**WHAT YOU SHOULD DO:** Could you copy every record exactly as it appears?

Dataset rows describing interfaces
════════

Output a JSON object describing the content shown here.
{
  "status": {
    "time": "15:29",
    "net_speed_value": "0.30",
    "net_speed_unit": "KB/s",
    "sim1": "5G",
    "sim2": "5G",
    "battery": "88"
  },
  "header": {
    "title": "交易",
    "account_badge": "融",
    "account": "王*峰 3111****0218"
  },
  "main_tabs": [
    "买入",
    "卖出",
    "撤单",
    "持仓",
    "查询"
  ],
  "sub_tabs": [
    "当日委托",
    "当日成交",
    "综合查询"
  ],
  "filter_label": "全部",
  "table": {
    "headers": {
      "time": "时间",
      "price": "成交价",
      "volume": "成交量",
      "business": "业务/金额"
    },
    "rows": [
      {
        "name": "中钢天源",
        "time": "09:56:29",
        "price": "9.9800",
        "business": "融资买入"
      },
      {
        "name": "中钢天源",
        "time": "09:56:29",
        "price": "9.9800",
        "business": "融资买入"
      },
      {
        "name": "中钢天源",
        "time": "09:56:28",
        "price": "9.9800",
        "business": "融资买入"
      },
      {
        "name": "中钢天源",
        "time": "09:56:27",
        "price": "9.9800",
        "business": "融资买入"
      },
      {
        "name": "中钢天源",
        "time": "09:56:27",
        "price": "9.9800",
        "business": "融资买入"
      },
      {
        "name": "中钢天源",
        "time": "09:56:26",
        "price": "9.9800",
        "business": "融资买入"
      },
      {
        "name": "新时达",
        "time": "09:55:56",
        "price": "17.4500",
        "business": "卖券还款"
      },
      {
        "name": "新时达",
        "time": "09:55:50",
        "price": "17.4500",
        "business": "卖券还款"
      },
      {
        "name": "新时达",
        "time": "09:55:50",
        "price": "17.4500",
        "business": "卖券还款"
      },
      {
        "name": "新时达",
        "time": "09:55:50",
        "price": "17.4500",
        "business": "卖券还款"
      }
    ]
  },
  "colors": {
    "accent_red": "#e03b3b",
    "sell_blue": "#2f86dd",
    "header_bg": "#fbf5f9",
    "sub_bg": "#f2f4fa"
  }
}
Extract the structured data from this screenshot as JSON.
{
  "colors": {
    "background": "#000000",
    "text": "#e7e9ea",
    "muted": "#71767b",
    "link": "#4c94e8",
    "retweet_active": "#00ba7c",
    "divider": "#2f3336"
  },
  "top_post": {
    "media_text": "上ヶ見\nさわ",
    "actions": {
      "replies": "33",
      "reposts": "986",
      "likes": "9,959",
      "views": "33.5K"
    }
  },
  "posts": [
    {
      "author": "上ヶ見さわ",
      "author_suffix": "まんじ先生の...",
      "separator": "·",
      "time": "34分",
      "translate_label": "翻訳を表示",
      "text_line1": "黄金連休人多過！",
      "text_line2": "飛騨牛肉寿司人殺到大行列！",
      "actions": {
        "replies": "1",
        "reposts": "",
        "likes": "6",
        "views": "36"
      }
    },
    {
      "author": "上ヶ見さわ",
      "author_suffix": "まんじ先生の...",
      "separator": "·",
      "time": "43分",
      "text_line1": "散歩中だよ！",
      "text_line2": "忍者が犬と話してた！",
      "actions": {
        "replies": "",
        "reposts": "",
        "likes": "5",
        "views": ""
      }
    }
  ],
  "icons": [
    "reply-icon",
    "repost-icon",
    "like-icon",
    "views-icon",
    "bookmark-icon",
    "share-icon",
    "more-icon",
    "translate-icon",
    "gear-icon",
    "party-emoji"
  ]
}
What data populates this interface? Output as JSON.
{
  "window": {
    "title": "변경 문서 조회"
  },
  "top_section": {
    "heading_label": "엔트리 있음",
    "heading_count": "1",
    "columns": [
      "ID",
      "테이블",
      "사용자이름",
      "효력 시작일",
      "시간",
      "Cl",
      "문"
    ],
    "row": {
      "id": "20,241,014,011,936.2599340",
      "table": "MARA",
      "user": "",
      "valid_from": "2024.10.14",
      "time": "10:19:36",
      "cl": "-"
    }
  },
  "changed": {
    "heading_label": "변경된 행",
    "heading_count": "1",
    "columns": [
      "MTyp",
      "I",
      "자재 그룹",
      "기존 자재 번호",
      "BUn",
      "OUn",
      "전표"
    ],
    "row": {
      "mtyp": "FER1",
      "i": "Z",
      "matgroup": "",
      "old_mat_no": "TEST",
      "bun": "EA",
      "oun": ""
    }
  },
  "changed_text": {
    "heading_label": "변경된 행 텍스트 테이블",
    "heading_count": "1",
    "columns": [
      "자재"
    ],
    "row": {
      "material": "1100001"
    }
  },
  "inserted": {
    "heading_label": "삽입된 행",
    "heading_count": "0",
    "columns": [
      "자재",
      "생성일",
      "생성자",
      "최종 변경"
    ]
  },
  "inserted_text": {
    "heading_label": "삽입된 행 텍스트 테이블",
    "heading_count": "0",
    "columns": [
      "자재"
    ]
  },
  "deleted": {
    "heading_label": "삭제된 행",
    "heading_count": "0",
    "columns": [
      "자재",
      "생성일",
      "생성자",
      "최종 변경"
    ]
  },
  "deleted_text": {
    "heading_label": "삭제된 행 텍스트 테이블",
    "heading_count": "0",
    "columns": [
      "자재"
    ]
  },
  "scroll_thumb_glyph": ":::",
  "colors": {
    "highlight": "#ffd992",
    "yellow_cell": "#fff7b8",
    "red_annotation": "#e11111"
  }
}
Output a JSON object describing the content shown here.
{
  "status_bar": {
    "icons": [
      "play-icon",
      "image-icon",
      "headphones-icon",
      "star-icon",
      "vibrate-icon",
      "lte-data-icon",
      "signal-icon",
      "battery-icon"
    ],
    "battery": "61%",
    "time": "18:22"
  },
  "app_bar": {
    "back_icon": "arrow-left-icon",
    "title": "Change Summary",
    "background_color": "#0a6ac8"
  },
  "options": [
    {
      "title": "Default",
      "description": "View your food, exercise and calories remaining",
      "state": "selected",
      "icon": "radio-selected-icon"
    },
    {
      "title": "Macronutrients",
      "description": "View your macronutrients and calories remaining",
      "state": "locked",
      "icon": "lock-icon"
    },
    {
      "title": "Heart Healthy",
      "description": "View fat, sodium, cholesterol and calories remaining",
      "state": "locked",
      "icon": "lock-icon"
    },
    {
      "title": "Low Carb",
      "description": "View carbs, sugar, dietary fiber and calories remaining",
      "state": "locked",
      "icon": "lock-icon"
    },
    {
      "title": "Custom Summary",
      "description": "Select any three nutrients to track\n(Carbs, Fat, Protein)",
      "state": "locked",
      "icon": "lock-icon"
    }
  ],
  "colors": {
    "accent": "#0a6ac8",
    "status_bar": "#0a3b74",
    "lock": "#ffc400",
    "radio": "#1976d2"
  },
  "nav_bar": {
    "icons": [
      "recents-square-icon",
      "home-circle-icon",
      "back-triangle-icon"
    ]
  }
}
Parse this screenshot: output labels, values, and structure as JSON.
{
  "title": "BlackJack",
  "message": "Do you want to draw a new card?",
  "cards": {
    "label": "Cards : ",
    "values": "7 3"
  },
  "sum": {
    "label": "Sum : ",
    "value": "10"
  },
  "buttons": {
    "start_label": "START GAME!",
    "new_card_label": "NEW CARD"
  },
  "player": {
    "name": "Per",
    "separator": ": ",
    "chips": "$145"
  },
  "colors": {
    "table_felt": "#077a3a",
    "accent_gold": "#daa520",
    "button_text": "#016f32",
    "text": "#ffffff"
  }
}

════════

**YOUR SOLUTION:**
Output a JSON object describing the content shown here.
{
  "status": {
    "time": "15:29",
    "net_speed_value": "0.30",
    "net_speed_unit": "KB/s",
    "sim1": "5G",
    "sim2": "5G",
    "battery": "88"
  },
  "header": {
    "title": "交易",
    "account_badge": "融",
    "account": "王*峰 3111****0218"
  },
  "main_tabs": [
    "买入",
    "卖出",
    "撤单",
    "持仓",
    "查询"
  ],
  "sub_tabs": [
    "当日委托",
    "当日成交",
    "综合查询"
  ],
  "filter_label": "全部",
  "table": {
    "headers": {
      "time": "时间",
      "price": "成交价",
      "volume": "成交量",
      "business": "业务/金额"
    },
    "rows": [
      {
        "name": "中钢天源",
        "time": "09:56:29",
        "price": "9.9800",
        "business": "融资买入"
      },
      {
        "name": "中钢天源",
        "time": "09:56:29",
        "price": "9.9800",
        "business": "融资买入"
      },
      {
        "name": "中钢天源",
        "time": "09:56:28",
        "price": "9.9800",
        "business": "融资买入"
      },
      {
        "name": "中钢天源",
        "time": "09:56:27",
        "price": "9.9800",
        "business": "融资买入"
      },
      {
        "name": "中钢天源",
        "time": "09:56:27",
        "price": "9.9800",
        "business": "融资买入"
      },
      {
        "name": "中钢天源",
        "time": "09:56:26",
        "price": "9.9800",
        "business": "融资买入"
      },
      {
        "name": "新时达",
        "time": "09:55:56",
        "price": "17.4500",
        "business": "卖券还款"
      },
      {
        "name": "新时达",
        "time": "09:55:50",
        "price": "17.4500",
        "business": "卖券还款"
      },
      {
        "name": "新时达",
        "time": "09:55:50",
        "price": "17.4500",
        "business": "卖券还款"
      },
      {
        "name": "新时达",
        "time": "09:55:50",
        "price": "17.4500",
        "business": "卖券还款"
      }
    ]
  },
  "colors": {
    "accent_red": "#e03b3b",
    "sell_blue": "#2f86dd",
    "header_bg": "#fbf5f9",
    "sub_bg": "#f2f4fa"
  }
}
Extract the structured data from this screenshot as JSON.
{
  "colors": {
    "background": "#000000",
    "text": "#e7e9ea",
    "muted": "#71767b",
    "link": "#4c94e8",
    "retweet_active": "#00ba7c",
    "divider": "#2f3336"
  },
  "top_post": {
    "media_text": "上ヶ見\nさわ",
    "actions": {
      "replies": "33",
      "reposts": "986",
      "likes": "9,959",
      "views": "33.5K"
    }
  },
  "posts": [
    {
      "author": "上ヶ見さわ",
      "author_suffix": "まんじ先生の...",
      "separator": "·",
      "time": "34分",
      "translate_label": "翻訳を表示",
      "text_line1": "黄金連休人多過！",
      "text_line2": "飛騨牛肉寿司人殺到大行列！",
      "actions": {
        "replies": "1",
        "reposts": "",
        "likes": "6",
        "views": "36"
      }
    },
    {
      "author": "上ヶ見さわ",
      "author_suffix": "まんじ先生の...",
      "separator": "·",
      "time": "43分",
      "text_line1": "散歩中だよ！",
      "text_line2": "忍者が犬と話してた！",
      "actions": {
        "replies": "",
        "reposts": "",
        "likes": "5",
        "views": ""
      }
    }
  ],
  "icons": [
    "reply-icon",
    "repost-icon",
    "like-icon",
    "views-icon",
    "bookmark-icon",
    "share-icon",
    "more-icon",
    "translate-icon",
    "gear-icon",
    "party-emoji"
  ]
}
What data populates this interface? Output as JSON.
{
  "window": {
    "title": "변경 문서 조회"
  },
  "top_section": {
    "heading_label": "엔트리 있음",
    "heading_count": "1",
    "columns": [
      "ID",
      "테이블",
      "사용자이름",
      "효력 시작일",
      "시간",
      "Cl",
      "문"
    ],
    "row": {
      "id": "20,241,014,011,936.2599340",
      "table": "MARA",
      "user": "",
      "valid_from": "2024.10.14",
      "time": "10:19:36",
      "cl": "-"
    }
  },
  "changed": {
    "heading_label": "변경된 행",
    "heading_count": "1",
    "columns": [
      "MTyp",
      "I",
      "자재 그룹",
      "기존 자재 번호",
      "BUn",
      "OUn",
      "전표"
    ],
    "row": {
      "mtyp": "FER1",
      "i": "Z",
      "matgroup": "",
      "old_mat_no": "TEST",
      "bun": "EA",
      "oun": ""
    }
  },
  "changed_text": {
    "heading_label": "변경된 행 텍스트 테이블",
    "heading_count": "1",
    "columns": [
      "자재"
    ],
    "row": {
      "material": "1100001"
    }
  },
  "inserted": {
    "heading_label": "삽입된 행",
    "heading_count": "0",
    "columns": [
      "자재",
      "생성일",
      "생성자",
      "최종 변경"
    ]
  },
  "inserted_text": {
    "heading_label": "삽입된 행 텍스트 테이블",
    "heading_count": "0",
    "columns": [
      "자재"
    ]
  },
  "deleted": {
    "heading_label": "삭제된 행",
    "heading_count": "0",
    "columns": [
      "자재",
      "생성일",
      "생성자",
      "최종 변경"
    ]
  },
  "deleted_text": {
    "heading_label": "삭제된 행 텍스트 테이블",
    "heading_count": "0",
    "columns": [
      "자재"
    ]
  },
  "scroll_thumb_glyph": ":::",
  "colors": {
    "highlight": "#ffd992",
    "yellow_cell": "#fff7b8",
    "red_annotation": "#e11111"
  }
}
Output a JSON object describing the content shown here.
{
  "status_bar": {
    "icons": [
      "play-icon",
      "image-icon",
      "headphones-icon",
      "star-icon",
      "vibrate-icon",
      "lte-data-icon",
      "signal-icon",
      "battery-icon"
    ],
    "battery": "61%",
    "time": "18:22"
  },
  "app_bar": {
    "back_icon": "arrow-left-icon",
    "title": "Change Summary",
    "background_color": "#0a6ac8"
  },
  "options": [
    {
      "title": "Default",
      "description": "View your food, exercise and calories remaining",
      "state": "selected",
      "icon": "radio-selected-icon"
    },
    {
      "title": "Macronutrients",
      "description": "View your macronutrients and calories remaining",
      "state": "locked",
      "icon": "lock-icon"
    },
    {
      "title": "Heart Healthy",
      "description": "View fat, sodium, cholesterol and calories remaining",
      "state": "locked",
      "icon": "lock-icon"
    },
    {
      "title": "Low Carb",
      "description": "View carbs, sugar, dietary fiber and calories remaining",
      "state": "locked",
      "icon": "lock-icon"
    },
    {
      "title": "Custom Summary",
      "description": "Select any three nutrients to track\n(Carbs, Fat, Protein)",
      "state": "locked",
      "icon": "lock-icon"
    }
  ],
  "colors": {
    "accent": "#0a6ac8",
    "status_bar": "#0a3b74",
    "lock": "#ffc400",
    "radio": "#1976d2"
  },
  "nav_bar": {
    "icons": [
      "recents-square-icon",
      "home-circle-icon",
      "back-triangle-icon"
    ]
  }
}
Parse this screenshot: output labels, values, and structure as JSON.
{
  "title": "BlackJack",
  "message": "Do you want to draw a new card?",
  "cards": {
    "label": "Cards : ",
    "values": "7 3"
  },
  "sum": {
    "label": "Sum : ",
    "value": "10"
  },
  "buttons": {
    "start_label": "START GAME!",
    "new_card_label": "NEW CARD"
  },
  "player": {
    "name": "Per",
    "separator": ": ",
    "chips": "$145"
  },
  "colors": {
    "table_felt": "#077a3a",
    "accent_gold": "#daa520",
    "button_text": "#016f32",
    "text": "#ffffff"
  }
}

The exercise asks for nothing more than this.